REQUIRED ACTION. Repeat the data exactly, please.

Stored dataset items
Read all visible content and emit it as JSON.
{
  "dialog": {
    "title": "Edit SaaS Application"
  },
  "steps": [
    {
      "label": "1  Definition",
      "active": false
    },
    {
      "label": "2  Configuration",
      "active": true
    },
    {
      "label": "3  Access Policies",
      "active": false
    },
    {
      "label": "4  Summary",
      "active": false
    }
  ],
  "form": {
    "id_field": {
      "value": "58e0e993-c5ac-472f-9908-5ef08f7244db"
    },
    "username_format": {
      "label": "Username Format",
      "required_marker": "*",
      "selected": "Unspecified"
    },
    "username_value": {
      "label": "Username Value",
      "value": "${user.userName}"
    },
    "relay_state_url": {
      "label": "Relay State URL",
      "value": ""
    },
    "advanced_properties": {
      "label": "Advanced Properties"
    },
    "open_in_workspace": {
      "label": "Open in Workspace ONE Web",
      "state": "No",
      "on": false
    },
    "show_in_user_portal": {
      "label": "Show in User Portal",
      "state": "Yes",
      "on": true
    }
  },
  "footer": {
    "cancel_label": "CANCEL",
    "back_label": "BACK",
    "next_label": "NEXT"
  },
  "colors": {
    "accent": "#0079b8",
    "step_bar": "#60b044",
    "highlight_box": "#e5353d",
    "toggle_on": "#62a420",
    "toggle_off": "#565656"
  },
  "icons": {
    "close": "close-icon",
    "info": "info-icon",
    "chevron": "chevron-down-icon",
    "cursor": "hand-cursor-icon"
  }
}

RESULT FOR THIS TASK.
Read all visible content and emit it as JSON.
{
  "dialog": {
    "title": "Edit SaaS Application"
  },
  "steps": [
    {
      "label": "1  Definition",
      "active": false
    },
    {
      "label": "2  Configuration",
      "active": true
    },
    {
      "label": "3  Access Policies",
      "active": false
    },
    {
      "label": "4  Summary",
      "active": false
    }
  ],
  "form": {
    "id_field": {
      "value": "58e0e993-c5ac-472f-9908-5ef08f7244db"
    },
    "username_format": {
      "label": "Username Format",
      "required_marker": "*",
      "selected": "Unspecified"
    },
    "username_value": {
      "label": "Username Value",
      "value": "${user.userName}"
    },
    "relay_state_url": {
      "label": "Relay State URL",
      "value": ""
    },
    "advanced_properties": {
      "label": "Advanced Properties"
    },
    "open_in_workspace": {
      "label": "Open in Workspace ONE Web",
      "state": "No",
      "on": false
    },
    "show_in_user_portal": {
      "label": "Show in User Portal",
      "state": "Yes",
      "on": true
    }
  },
  "footer": {
    "cancel_label": "CANCEL",
    "back_label": "BACK",
    "next_label": "NEXT"
  },
  "colors": {
    "accent": "#0079b8",
    "step_bar": "#60b044",
    "highlight_box": "#e5353d",
    "toggle_on": "#62a420",
    "toggle_off": "#565656"
  },
  "icons": {
    "close": "close-icon",
    "info": "info-icon",
    "chevron": "chevron-down-icon",
    "cursor": "hand-cursor-icon"
  }
}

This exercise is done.